All the Right Noises is provided with an English Mono LPCM 2.0 (48kHz/24-bit) audio track. Dialogue is intelligible and dynamics are present with a surprising amount of upper low frequency extension. Although the sound has been cleaned up by the BFI, there are still some problematic issues present in the source, particularly sibilant distortions and some issues with clipping. Overall, however, All the Right Noises sounds far better than the other BFI release I had the chance to review recently, Man of Violence, but it still cannot be considered reference material.

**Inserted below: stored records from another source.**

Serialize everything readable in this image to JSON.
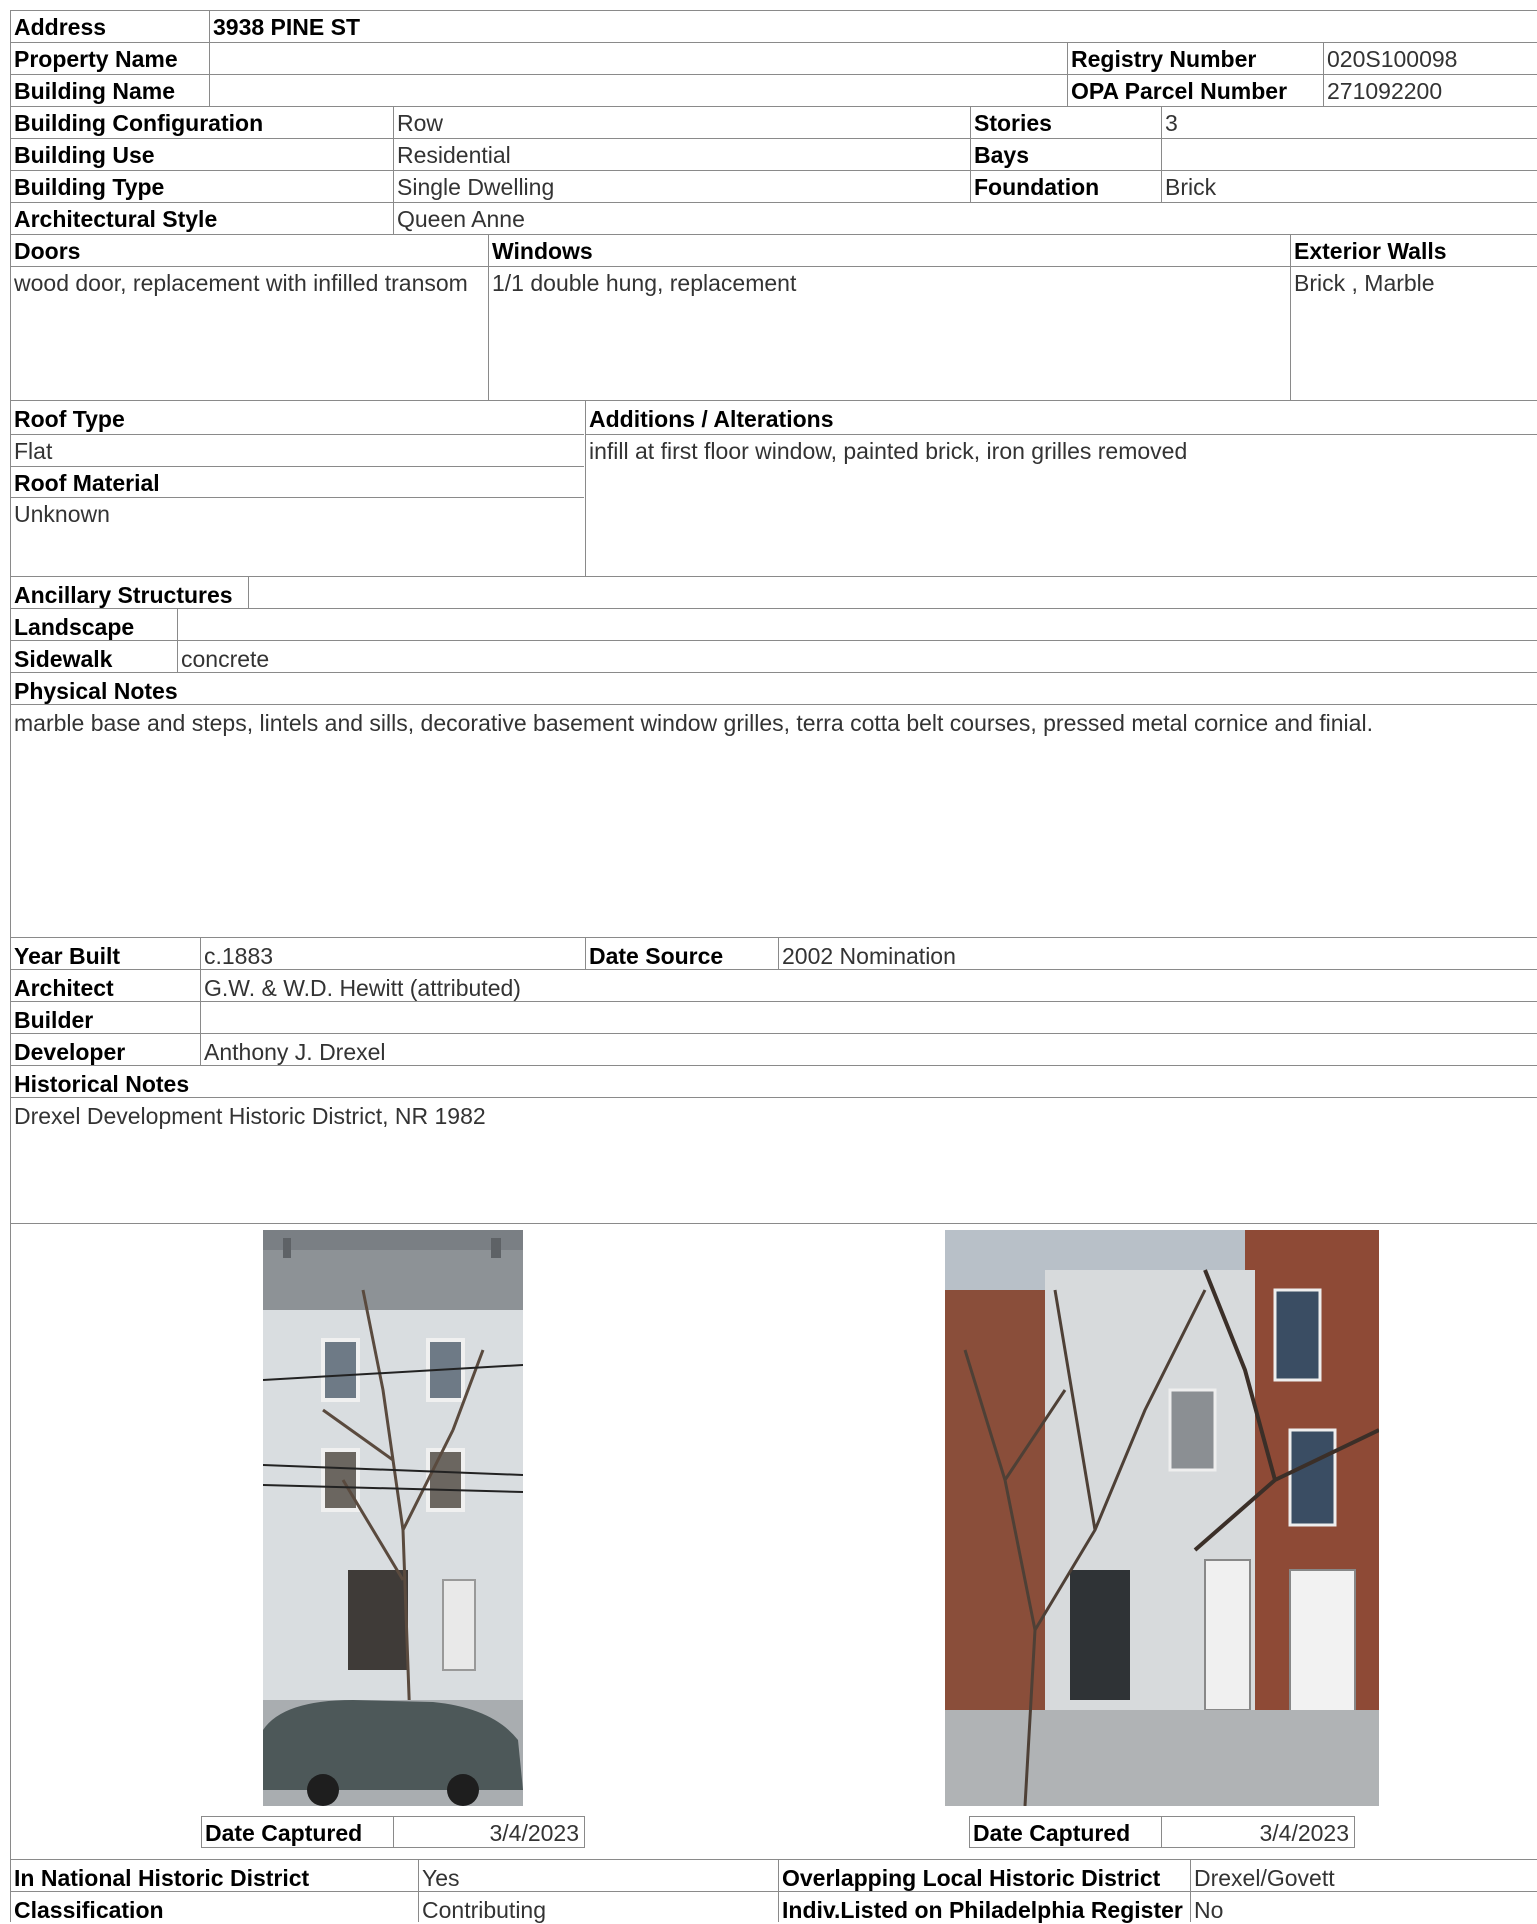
{
  "address": {
    "label": "Address",
    "value": "3938 PINE ST"
  },
  "property_name": {
    "label": "Property Name",
    "value": ""
  },
  "registry_number": {
    "label": "Registry Number",
    "value": "020S100098"
  },
  "building_name": {
    "label": "Building Name",
    "value": ""
  },
  "opa_parcel_number": {
    "label": "OPA Parcel Number",
    "value": "271092200"
  },
  "building_configuration": {
    "label": "Building Configuration",
    "value": "Row"
  },
  "stories": {
    "label": "Stories",
    "value": "3"
  },
  "building_use": {
    "label": "Building Use",
    "value": "Residential"
  },
  "bays": {
    "label": "Bays",
    "value": ""
  },
  "building_type": {
    "label": "Building Type",
    "value": "Single Dwelling"
  },
  "foundation": {
    "label": "Foundation",
    "value": "Brick"
  },
  "architectural_style": {
    "label": "Architectural Style",
    "value": "Queen Anne"
  },
  "doors": {
    "label": "Doors",
    "value": "wood door, replacement with infilled transom"
  },
  "windows": {
    "label": "Windows",
    "value": "1/1 double hung, replacement"
  },
  "exterior_walls": {
    "label": "Exterior Walls",
    "value": "Brick , Marble"
  },
  "roof_type": {
    "label": "Roof Type",
    "value": "Flat"
  },
  "roof_material": {
    "label": "Roof Material",
    "value": "Unknown"
  },
  "additions_alterations": {
    "label": "Additions / Alterations",
    "value": "infill at first floor window, painted brick, iron grilles removed"
  },
  "ancillary_structures": {
    "label": "Ancillary Structures",
    "value": ""
  },
  "landscape": {
    "label": "Landscape",
    "value": ""
  },
  "sidewalk": {
    "label": "Sidewalk",
    "value": "concrete"
  },
  "physical_notes": {
    "label": "Physical Notes",
    "value": "marble base and steps, lintels and sills, decorative basement window grilles, terra cotta belt courses, pressed metal cornice and finial."
  },
  "year_built": {
    "label": "Year Built",
    "value": "c.1883"
  },
  "date_source": {
    "label": "Date Source",
    "value": "2002 Nomination"
  },
  "architect": {
    "label": "Architect",
    "value": "G.W. & W.D. Hewitt (attributed)"
  },
  "builder": {
    "label": "Builder",
    "value": ""
  },
  "developer": {
    "label": "Developer",
    "value": "Anthony J. Drexel"
  },
  "historical_notes": {
    "label": "Historical Notes",
    "value": "Drexel Development Historic District, NR 1982"
  },
  "photos": [
    {
      "date_label": "Date Captured",
      "date_value": "3/4/2023"
    },
    {
      "date_label": "Date Captured",
      "date_value": "3/4/2023"
    }
  ],
  "national_historic_district": {
    "label": "In National Historic District",
    "value": "Yes"
  },
  "overlapping_local_district": {
    "label": "Overlapping Local Historic District",
    "value": "Drexel/Govett"
  },
  "classification": {
    "label": "Classification",
    "value": "Contributing"
  },
  "indiv_listed": {
    "label": "Indiv.Listed on Philadelphia Register",
    "value": "No"
  }
}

Supplements are slender on this release, but there is an interesting historical interview with Olivia Hussey and her Romeo and Juliet co-star Leonard Whiting from 1967 and a short film from Gerry O’Hara that doesn’t have much to it.
- Olivia Hussey/Leonard Whiting Interview (1967) (1.33:1; 1080p/24; 0:17.05) — The Romeo and Juliet co-stars discuss their work on the film and their young careers. It is quite interesting to hear the optimism they both had for their futures at this early stage in their lives.
- The Spy’s Wife (1972) (1.33:1; 1080p/24) — It’s matrimony and espionage in this short film from Gerry O’Hara.
The Definitive Word
All the Right Noises continues the BFI’s Flipside series of obscure and forgotten films from the British cinematic canon. With a remarkably informed performance from a young and burgeoning Olivia Hussey, it is perplexing to think that she did not go on to be more successful in her career. This is truly a film that deserves rescuing from the trash heap of history, even if the transfer is not up to the highest of standards.
Shop with us for more Blu-ray titles at Amazon.co.uk Shop with us for more Blu-ray titles at Amazon.com